Checking the foot in the shell for any contact points around the foot is also important because it can create a problem. If you have imperfections in your feet, the shells of your ski boots can be customized to fit.
Use Custom Insoles
Most of the ski boots come with a flat piece of foam in the bottom of the boot, however, this does not offer any support on the arch of your foot. Therefore, it’s recommended that you replace that insole with an off-the-shelf trim-to-fit insole or for a better fit, a custom insole.
Custom insoles are created by taking a mold of the bottom of your foot. This fills the arch which distributes pressure more evenly underneath your foot. It will be adapted depending on the flexibility of your foot.
Stretch Out Your Feet’s Soft Tissues Through a Massage
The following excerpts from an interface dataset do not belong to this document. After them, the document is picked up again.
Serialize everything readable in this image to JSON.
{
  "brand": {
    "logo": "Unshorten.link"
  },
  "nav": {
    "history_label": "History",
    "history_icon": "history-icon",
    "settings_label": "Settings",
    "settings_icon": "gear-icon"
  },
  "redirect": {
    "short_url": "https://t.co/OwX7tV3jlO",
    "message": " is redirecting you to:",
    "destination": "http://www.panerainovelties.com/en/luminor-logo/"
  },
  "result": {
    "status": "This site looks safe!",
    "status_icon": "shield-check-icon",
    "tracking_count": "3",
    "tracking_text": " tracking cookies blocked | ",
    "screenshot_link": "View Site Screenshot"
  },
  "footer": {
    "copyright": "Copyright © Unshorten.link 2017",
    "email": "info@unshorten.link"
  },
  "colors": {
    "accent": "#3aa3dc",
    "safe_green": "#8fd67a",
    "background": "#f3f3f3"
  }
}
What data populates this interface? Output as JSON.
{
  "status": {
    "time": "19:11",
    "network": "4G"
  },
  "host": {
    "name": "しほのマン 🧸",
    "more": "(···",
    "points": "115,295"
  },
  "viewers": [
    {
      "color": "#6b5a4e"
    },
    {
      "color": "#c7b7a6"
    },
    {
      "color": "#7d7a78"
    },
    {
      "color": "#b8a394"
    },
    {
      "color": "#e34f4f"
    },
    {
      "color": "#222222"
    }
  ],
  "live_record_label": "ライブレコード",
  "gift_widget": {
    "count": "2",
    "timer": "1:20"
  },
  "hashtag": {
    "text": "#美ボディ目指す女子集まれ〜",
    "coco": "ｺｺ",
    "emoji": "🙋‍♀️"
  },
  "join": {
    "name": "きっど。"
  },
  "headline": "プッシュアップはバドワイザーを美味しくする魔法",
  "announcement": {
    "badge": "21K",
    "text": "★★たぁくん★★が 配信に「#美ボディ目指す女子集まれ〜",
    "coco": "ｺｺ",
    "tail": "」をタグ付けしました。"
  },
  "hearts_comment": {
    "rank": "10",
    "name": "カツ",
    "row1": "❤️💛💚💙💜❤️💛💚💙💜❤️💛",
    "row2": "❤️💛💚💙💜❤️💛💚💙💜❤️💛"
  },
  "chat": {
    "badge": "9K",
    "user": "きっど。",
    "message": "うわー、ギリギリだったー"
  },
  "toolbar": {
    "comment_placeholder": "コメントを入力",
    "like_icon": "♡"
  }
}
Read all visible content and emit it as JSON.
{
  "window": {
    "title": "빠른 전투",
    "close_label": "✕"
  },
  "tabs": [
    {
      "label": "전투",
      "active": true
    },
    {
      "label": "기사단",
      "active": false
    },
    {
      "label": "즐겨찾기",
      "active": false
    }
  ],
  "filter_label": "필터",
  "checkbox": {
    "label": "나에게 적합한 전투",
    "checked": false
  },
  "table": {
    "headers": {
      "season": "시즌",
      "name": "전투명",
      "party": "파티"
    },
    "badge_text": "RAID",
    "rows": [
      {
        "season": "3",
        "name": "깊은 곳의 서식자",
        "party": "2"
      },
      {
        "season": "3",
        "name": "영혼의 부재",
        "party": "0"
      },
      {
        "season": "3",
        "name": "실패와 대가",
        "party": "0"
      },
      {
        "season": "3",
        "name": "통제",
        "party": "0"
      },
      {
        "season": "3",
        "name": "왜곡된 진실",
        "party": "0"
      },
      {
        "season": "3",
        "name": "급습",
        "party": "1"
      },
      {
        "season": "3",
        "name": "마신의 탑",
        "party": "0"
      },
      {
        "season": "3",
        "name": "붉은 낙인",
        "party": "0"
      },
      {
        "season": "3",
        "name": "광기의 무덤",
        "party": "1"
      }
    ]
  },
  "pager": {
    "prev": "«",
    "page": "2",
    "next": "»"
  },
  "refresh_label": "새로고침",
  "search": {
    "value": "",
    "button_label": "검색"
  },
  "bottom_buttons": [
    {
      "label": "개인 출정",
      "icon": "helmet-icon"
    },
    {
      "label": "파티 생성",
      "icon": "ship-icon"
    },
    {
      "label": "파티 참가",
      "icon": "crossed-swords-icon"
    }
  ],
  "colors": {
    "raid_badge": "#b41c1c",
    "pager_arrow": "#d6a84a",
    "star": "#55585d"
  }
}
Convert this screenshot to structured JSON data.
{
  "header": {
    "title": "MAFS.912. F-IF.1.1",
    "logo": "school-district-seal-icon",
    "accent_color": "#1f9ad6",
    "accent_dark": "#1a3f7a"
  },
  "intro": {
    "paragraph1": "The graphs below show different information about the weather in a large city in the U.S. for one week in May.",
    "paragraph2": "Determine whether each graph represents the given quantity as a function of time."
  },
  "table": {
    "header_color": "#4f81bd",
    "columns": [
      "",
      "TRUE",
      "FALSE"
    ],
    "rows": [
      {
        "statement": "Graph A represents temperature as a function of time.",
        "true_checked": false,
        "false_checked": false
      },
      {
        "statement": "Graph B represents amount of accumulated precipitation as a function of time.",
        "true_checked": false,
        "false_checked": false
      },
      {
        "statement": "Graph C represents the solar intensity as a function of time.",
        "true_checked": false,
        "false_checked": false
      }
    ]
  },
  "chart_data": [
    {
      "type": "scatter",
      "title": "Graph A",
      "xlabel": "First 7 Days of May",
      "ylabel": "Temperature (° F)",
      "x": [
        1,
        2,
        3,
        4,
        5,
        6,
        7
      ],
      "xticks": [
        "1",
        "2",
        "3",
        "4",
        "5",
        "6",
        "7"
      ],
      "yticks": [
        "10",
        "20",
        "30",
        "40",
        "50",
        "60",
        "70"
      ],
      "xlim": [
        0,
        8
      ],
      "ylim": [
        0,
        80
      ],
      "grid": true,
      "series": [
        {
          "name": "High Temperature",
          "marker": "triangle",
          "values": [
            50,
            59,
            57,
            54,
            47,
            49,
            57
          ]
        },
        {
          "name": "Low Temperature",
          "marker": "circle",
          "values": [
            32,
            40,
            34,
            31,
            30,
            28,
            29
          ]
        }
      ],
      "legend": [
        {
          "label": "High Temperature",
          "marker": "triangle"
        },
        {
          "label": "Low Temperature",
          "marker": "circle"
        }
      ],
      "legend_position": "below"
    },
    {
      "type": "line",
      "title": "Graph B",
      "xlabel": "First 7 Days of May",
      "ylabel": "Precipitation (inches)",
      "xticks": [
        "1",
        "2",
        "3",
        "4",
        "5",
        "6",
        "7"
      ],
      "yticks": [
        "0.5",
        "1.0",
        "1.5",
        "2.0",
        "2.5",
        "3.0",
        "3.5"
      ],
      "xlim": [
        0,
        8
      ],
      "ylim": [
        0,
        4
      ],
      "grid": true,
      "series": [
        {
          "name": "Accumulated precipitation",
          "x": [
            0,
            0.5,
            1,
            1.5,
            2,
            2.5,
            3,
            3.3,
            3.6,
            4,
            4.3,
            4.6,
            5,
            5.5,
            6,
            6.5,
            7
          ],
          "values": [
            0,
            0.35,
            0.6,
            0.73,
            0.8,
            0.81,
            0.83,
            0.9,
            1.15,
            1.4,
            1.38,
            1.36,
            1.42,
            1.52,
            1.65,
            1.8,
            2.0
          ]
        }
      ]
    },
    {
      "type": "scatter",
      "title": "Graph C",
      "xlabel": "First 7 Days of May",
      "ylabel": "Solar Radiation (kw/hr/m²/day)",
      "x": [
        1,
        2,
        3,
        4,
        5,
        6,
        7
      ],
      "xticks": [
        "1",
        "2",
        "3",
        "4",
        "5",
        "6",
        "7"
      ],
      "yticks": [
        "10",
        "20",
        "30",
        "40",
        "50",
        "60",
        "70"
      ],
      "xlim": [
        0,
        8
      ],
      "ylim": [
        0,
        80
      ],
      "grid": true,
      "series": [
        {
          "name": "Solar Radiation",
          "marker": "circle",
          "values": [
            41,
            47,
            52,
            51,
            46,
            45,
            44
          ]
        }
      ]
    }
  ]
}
If the connective tissues under your foot are too tight, you will possibly experience foot cramps when you go skiing. These tissues are the plantar fascia and flexor halluces longus tendon which are both soft tissues.
It’s important to relieve the tension under your feet to avoid foot pain before and after skiing. You can use a pediroller or a small spiky ball to roll out the soft tissue under the arch to try and lengthen those muscles. You can also have a foot massage and if you have a foot massager at home, that will be better.
Other Helpful Things to Avoid Ski Foot Pains
If you do not have time or budget for a custom fit ski boots or custom insoles, the following things we’ve gathered might also be helpful for you.
TPE arch support cushion, advanced PU material, it is soft and comfortable Sports Insoles, Arch-support orthotic insoles For heel pain, plantar fasciitis, Maximum Comfort and Shock Absorption for Injury Prevention.
The nylon/spandex blend is specially knit to ensure cushioning and support where it’s needed and reduce volume where it’s not. CEP’s high-tech compression blend of fibers and toe-box elasticity ensure a perfect fit and a reassuring feel.
These are quality inserts you can wear all day long comfortably. They provide a heel liner as well as support the arch of your foot, therefore, relieving pain due to Plantar Fasciitis and low arches.
We hope these tips will help you avoid experiencing foot pain the next time you go skiing.